-- Opening Marker --
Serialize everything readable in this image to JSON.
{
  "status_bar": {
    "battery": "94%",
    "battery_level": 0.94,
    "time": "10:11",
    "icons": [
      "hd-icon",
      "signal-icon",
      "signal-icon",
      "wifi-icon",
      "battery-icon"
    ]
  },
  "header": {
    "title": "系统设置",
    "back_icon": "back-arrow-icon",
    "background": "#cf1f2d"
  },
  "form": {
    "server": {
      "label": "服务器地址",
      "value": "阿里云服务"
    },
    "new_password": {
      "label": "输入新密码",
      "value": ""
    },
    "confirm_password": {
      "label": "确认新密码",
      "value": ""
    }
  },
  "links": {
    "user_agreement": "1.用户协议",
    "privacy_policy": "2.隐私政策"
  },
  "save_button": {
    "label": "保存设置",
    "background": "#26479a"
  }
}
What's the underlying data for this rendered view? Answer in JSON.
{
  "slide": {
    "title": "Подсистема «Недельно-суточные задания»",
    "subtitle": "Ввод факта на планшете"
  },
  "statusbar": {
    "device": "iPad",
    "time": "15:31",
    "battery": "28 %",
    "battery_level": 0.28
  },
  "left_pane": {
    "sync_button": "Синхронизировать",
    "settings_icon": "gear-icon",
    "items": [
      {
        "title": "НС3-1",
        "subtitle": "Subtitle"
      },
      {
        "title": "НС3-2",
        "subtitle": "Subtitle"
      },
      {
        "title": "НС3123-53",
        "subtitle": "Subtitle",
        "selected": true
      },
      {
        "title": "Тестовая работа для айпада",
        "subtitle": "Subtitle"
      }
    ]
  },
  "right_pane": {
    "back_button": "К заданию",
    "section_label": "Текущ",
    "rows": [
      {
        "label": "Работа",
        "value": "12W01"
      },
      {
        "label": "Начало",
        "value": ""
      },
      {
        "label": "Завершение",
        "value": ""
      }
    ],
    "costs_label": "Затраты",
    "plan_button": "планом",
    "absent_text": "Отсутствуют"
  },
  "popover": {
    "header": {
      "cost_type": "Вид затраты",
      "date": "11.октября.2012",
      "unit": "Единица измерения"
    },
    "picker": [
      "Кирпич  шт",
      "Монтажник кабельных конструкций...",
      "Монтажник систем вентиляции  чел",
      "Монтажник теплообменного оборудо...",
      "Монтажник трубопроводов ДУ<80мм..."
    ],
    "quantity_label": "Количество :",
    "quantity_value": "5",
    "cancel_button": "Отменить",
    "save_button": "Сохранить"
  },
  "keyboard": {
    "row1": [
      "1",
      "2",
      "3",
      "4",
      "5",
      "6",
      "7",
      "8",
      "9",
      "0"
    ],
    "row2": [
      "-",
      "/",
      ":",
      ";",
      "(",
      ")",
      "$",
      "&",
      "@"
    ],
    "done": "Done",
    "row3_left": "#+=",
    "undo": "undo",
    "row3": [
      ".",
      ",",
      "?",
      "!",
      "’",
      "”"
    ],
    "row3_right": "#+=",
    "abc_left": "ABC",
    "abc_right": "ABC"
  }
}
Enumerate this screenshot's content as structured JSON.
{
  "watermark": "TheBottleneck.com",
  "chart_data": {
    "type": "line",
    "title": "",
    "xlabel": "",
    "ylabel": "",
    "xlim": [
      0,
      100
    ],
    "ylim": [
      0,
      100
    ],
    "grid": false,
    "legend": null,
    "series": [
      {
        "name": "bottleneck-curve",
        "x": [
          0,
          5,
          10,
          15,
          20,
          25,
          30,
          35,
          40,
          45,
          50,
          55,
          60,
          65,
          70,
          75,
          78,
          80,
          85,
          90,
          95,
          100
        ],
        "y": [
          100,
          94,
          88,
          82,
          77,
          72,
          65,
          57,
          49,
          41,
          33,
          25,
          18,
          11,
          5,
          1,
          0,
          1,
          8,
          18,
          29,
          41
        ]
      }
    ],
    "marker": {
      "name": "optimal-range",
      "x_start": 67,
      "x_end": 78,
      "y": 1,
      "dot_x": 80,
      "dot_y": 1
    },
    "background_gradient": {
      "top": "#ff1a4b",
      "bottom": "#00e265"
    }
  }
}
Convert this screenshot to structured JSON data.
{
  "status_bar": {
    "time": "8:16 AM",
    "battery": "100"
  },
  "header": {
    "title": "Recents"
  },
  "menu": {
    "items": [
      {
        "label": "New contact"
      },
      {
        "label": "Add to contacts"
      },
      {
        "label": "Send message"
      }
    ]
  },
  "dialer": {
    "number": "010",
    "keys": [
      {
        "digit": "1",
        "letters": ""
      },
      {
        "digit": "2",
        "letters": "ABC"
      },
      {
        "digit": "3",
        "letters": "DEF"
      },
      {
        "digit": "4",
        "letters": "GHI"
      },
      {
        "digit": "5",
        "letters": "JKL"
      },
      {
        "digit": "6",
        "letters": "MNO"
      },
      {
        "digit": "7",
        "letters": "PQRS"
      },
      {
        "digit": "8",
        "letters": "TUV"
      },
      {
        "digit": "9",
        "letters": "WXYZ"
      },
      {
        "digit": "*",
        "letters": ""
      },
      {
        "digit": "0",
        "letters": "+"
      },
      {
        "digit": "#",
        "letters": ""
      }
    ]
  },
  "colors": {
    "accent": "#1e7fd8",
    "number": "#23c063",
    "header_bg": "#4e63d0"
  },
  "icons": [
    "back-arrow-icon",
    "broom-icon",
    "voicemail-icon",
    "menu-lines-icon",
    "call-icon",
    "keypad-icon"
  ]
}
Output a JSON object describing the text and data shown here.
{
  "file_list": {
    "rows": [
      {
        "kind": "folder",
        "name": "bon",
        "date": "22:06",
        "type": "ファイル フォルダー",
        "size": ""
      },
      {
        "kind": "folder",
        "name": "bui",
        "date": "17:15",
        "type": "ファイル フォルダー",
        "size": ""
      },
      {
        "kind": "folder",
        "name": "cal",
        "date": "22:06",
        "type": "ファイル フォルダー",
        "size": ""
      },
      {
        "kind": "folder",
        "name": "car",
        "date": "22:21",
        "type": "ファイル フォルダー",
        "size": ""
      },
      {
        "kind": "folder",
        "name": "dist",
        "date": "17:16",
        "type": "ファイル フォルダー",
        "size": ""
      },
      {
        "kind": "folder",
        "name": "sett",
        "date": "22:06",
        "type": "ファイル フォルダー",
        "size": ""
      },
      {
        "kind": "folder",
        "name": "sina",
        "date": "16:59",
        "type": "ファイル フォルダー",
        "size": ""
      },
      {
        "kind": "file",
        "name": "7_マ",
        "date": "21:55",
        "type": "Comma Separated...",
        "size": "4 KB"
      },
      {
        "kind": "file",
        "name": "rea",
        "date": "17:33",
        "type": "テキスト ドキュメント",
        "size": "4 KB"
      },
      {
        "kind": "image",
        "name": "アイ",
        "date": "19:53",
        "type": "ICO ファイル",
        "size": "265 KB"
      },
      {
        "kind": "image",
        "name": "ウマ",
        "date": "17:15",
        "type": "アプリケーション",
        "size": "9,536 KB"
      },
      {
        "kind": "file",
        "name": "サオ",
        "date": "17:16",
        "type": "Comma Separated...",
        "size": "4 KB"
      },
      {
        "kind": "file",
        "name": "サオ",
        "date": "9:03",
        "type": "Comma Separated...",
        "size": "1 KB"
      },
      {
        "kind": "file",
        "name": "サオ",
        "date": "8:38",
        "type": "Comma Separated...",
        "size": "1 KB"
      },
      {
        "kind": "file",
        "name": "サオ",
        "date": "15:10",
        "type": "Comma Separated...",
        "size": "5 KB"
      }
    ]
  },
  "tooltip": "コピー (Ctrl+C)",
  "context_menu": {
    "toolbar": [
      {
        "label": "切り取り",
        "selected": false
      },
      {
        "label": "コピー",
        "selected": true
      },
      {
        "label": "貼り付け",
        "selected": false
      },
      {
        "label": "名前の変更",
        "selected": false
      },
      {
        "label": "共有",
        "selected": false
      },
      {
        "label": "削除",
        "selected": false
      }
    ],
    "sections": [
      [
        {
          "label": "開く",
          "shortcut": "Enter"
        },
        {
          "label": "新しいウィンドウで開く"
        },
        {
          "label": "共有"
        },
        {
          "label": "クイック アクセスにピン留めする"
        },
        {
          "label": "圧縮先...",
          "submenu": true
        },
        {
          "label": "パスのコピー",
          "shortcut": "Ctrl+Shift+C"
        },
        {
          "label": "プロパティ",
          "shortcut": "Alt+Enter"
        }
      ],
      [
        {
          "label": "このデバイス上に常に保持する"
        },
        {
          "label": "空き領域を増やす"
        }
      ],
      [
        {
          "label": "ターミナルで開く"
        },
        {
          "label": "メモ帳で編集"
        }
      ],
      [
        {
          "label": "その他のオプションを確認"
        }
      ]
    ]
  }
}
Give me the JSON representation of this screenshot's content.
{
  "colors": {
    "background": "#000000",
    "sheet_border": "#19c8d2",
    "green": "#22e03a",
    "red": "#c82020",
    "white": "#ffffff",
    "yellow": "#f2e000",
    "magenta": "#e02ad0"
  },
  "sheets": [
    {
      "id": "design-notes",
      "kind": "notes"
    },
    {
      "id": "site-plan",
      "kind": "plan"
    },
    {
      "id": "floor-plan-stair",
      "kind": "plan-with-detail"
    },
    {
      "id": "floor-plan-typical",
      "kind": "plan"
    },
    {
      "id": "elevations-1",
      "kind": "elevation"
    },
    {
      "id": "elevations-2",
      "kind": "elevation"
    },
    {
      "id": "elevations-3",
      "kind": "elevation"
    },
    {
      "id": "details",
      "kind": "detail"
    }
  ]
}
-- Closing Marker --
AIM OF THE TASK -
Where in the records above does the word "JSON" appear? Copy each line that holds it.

EXERCISE RESULT -
Serialize everything readable in this image to JSON.
What's the underlying data for this rendered view? Answer in JSON.
Enumerate this screenshot's content as structured JSON.
Convert this screenshot to structured JSON data.
Output a JSON object describing the text and data shown here.
Give me the JSON representation of this screenshot's content.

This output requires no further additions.